Army Sgt. Metcalf and Spc. Galdamez prepare to compete in the 2021 Command Sgt. Maj. Jack L. Clark Jr. U.S. Army Best Medic Competition later in the month at Fort Gordon, Georgia.

Recommended Content:

Health Readiness

NH Guantanamo Bay Lt. named as Subspecialty Officer of the Year

Article
1/14/2021
Navy Lt. Ara Gutierrez, Naval Readiness and Training Command Guantanamo Bay, was selected Navy Medicine’s Medical Technology Subspecialty Junior Officer of the Year for 2020.

Gutierrez said she was genuinely surprised and honored to represent medicine’s "hidden profession.”

Recommended Content:

Health Readiness

MHS refractive surgery experts discuss warfighter readiness

Article
1/13/2021
Image of Mr. McCaffery looking at a monitor with an eye on it

Refractive surgery is any surgery that eliminates the need for glasses or contact lenses.

Recommended Content:

Health Readiness | Vision Loss

DOD Launches “My MilLife Guide” Text Message Program to Boost Wellness

Article
1/11/2021
The new My MilLife Guide program supports the wellness of the military community.

DoD has launched My MilLife Guide, a new program that sends text messages designed to help the military community boost overall wellness while navigating stresses related to COVID-19.

Recommended Content:

Coronavirus | Public Health | Total Force Fitness | Health Readiness

MSMR Vol. 28 No. 01 - January 2021

Report
1/1/2021

A monthly publication of the Armed Forces Health Surveillance Branch. This issue of the peer-reviewed journal contains the following articles: Attrition rates and incidence of mental health disorders in an attention-deficit/hyperactivity disorder (ADHD) cohort, active component, U.S. Armed Forces, 2014–2018; The prevalence of attention-deficit/hyperactivity disorder (ADHD) and ADHD medication treatment in active component service members, U.S. Armed Forces, 2014–2018; Exertional rhabdomyolysis and sickle cell trait status in the U.S. Air Force, January 2009–December 2018.

Recommended Content:

Health Readiness | Public Health
<< < 1 2 3 4 5  ... > >> 
Showing results 1 - 15 Page 1 of 37

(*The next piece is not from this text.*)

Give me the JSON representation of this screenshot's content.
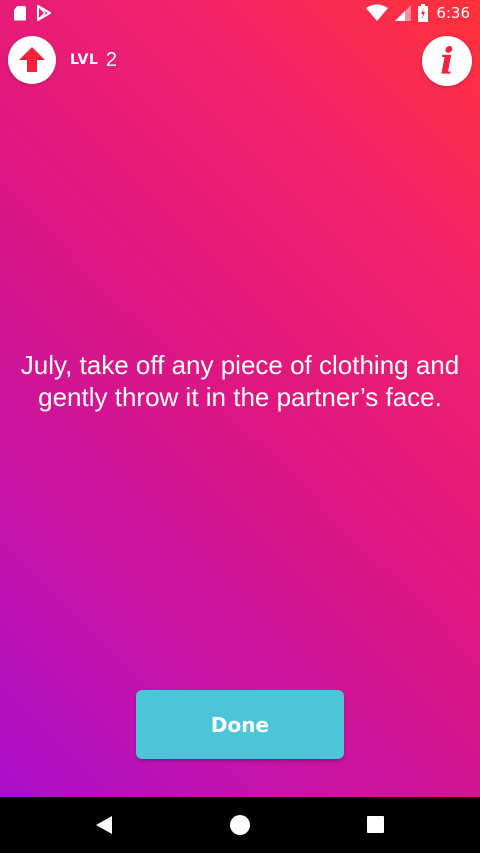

DHA Address: 7700 Arlington Boulevard | Suite 5101 | Falls Church, VA | 22042-5101

Some documents are presented in Portable Document Format (PDF). A PDF reader is required for viewing. Download a PDF Reader or learn more about PDFs.